Top of Records for the exercise
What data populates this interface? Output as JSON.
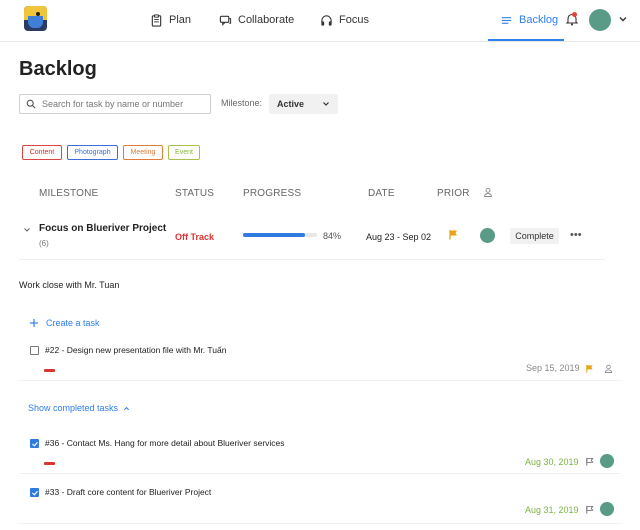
{
  "nav": {
    "plan": "Plan",
    "collaborate": "Collaborate",
    "focus": "Focus",
    "backlog": "Backlog",
    "accent": "#2f80ed"
  },
  "page": {
    "title": "Backlog"
  },
  "search": {
    "placeholder": "Search for task by name or number"
  },
  "milestone_filter": {
    "label": "Milestone:",
    "value": "Active"
  },
  "tags": [
    "Content",
    "Photograph",
    "Meeting",
    "Event"
  ],
  "table": {
    "headers": {
      "milestone": "MILESTONE",
      "status": "STATUS",
      "progress": "PROGRESS",
      "date": "DATE",
      "priority": "PRIOR"
    }
  },
  "milestone": {
    "name": "Focus on Blueriver Project",
    "count": "(6)",
    "status": "Off Track",
    "progress_label": "84%",
    "progress_value": 0.84,
    "date": "Aug 23 - Sep 02",
    "complete_label": "Complete",
    "more_label": "•••",
    "description": "Work close with Mr. Tuan"
  },
  "create_task": "Create a task",
  "tasks_open": [
    {
      "title": "#22 - Design new presentation file with Mr. Tuấn",
      "date": "Sep 15, 2019"
    }
  ],
  "show_completed": "Show completed tasks",
  "tasks_done": [
    {
      "title": "#36 - Contact Ms. Hang for more detail about Blueriver services",
      "date": "Aug 30, 2019"
    },
    {
      "title": "#33 - Draft core content for Blueriver Project",
      "date": "Aug 31, 2019"
    }
  ]
}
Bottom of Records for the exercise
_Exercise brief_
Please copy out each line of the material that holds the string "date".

_Answer space_
      "date": "DATE",
    "date": "Aug 23 - Sep 02",
      "date": "Sep 15, 2019"
      "date": "Aug 30, 2019"
      "date": "Aug 31, 2019"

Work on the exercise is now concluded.